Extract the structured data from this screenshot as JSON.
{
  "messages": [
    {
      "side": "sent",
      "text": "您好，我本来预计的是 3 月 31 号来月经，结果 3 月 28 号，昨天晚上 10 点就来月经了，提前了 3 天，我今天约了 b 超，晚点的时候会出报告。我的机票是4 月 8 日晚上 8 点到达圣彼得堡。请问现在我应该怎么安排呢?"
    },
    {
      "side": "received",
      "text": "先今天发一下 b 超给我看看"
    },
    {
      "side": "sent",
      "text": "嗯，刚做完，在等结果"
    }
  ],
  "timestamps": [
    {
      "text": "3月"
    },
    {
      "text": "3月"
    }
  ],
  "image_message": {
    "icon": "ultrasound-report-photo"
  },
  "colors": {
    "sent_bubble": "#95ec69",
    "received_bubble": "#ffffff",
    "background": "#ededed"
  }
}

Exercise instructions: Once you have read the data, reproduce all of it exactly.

Response to this task:
Extract the structured data from this screenshot as JSON.
{
  "messages": [
    {
      "side": "sent",
      "text": "您好，我本来预计的是 3 月 31 号来月经，结果 3 月 28 号，昨天晚上 10 点就来月经了，提前了 3 天，我今天约了 b 超，晚点的时候会出报告。我的机票是4 月 8 日晚上 8 点到达圣彼得堡。请问现在我应该怎么安排呢?"
    },
    {
      "side": "received",
      "text": "先今天发一下 b 超给我看看"
    },
    {
      "side": "sent",
      "text": "嗯，刚做完，在等结果"
    }
  ],
  "timestamps": [
    {
      "text": "3月"
    },
    {
      "text": "3月"
    }
  ],
  "image_message": {
    "icon": "ultrasound-report-photo"
  },
  "colors": {
    "sent_bubble": "#95ec69",
    "received_bubble": "#ffffff",
    "background": "#ededed"
  }
}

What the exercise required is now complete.